“(i) Education is now free in both primary and secondary schools. (ii) All illegal fees and levies in both primary and secondary schools are hereby abolished. (iii) The government will also be responsible for the payment of the final examination fees for primary and secondary school leavers in Ogun State. (iv) Tuition fees will be drastically reduced in all the state’s tertiary institutions. (v) The bursary and scholarship scheme for students in tertiary institutions will be reinvigorated. (vi) Allocation of at least 20 per cent of our annual budget to education with emphasis placed on improving the quality and capacity of staff through training and re-training, improved welfare packages and provision of teaching and research facilities. (vii) Three state-of-the-art and well-stocked public libraries will be established, with one in each senatorial district. (viii) Immediate commencement of construction, rehabilitation and expansion of physical facilities in the sector with a target to achieve a ratio of 30 students per class in our primary and secondary schools. (ix) and Reinvigoration of the inspectorate division of the Ministry of Education.”
Three years on, I believe Senator Ibikunle Amosun can look back and take pride in his achievements, for he has accomplished between 75 and 80 per cent of his promises. Indeed, by the time the world-class model schools under construction are completed, the governor would have recorded between 90 and 95 per cent success. For instance, instead of three state-of-the-art and well-stocked public libraries, you now have fifteen in the first phase.

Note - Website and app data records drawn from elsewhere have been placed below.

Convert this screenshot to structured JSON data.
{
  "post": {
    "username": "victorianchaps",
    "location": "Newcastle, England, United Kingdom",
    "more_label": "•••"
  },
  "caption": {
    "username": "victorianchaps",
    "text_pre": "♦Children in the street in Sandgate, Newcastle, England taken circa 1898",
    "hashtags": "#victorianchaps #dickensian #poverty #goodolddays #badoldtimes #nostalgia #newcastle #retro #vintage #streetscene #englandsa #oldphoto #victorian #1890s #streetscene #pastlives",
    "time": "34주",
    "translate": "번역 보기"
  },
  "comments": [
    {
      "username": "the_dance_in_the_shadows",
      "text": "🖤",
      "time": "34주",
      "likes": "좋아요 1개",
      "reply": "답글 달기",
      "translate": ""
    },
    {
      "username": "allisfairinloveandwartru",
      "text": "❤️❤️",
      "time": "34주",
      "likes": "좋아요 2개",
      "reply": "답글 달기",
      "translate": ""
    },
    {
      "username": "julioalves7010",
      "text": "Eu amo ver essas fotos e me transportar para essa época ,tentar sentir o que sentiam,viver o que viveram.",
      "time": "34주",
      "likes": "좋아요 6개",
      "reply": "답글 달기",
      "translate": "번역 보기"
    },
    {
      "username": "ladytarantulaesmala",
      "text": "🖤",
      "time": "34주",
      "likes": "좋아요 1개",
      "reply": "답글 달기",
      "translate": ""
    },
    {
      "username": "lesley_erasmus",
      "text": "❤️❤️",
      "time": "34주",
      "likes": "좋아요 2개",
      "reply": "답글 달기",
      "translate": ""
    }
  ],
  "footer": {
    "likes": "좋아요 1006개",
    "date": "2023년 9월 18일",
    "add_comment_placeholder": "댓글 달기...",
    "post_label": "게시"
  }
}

Even in ‘WAEC’, once you have 75 per cent, that is “Distinction or A1”. If politicians in Nigeria could just fulfill 50 per cent of their promises, I’m sure our nation would be better off.
Today, the over 20,000 children that would have been out of school due to the policy faux pas of the last government are in school. Enrolment figures have soared as more children are abandoning private education in order to enjoy the free education policy of the current administration. TASUED has been taken off the life support while OOU is gradually coming out of the stench. Revenue from the Federation Account has slumped drastically from 2013, but due to prudent financial husbandry, teachers are receiving their salaries.
Of course, occasional hiccups are inevitable under our warped federal arrangement, but with the very first bridges and international standard roads adorning our state, the restoration of the climate of security, which has resulted in investment of about N730 billion in two years with attendant thousands of jobs, introduction of luxury buses and brand new taxis on Ogun roads for the very first time, distribution of new 500 transformers to revive SMEs, generation of over 50,000 direct and indirect jobs, scale-up of free health policy (Gbomoro) and launch of Community Based Health Insurance Scheme (Araya), payment of backlog of salaries, pensions and gratuities inherited from the last government, on-going construction of power plant to ensure steady supply of potable water, construction of state-of-the-art markets, strategically located in business districts (not in the bush), revival of agriculture through release of N1 billion to farmers to boost production, purchase of massive land-clearing equipment to aid mechanized agriculture, resuscitation of Farm Settlements, among others, the current government has, indeed, sustained the legacies of Awo. Senator Ibikunle Amosun can hold his head high for having launched modern Ogun into its golden years.
––Soyombo, a journalist, sent in this piece via firstname.lastname@example.org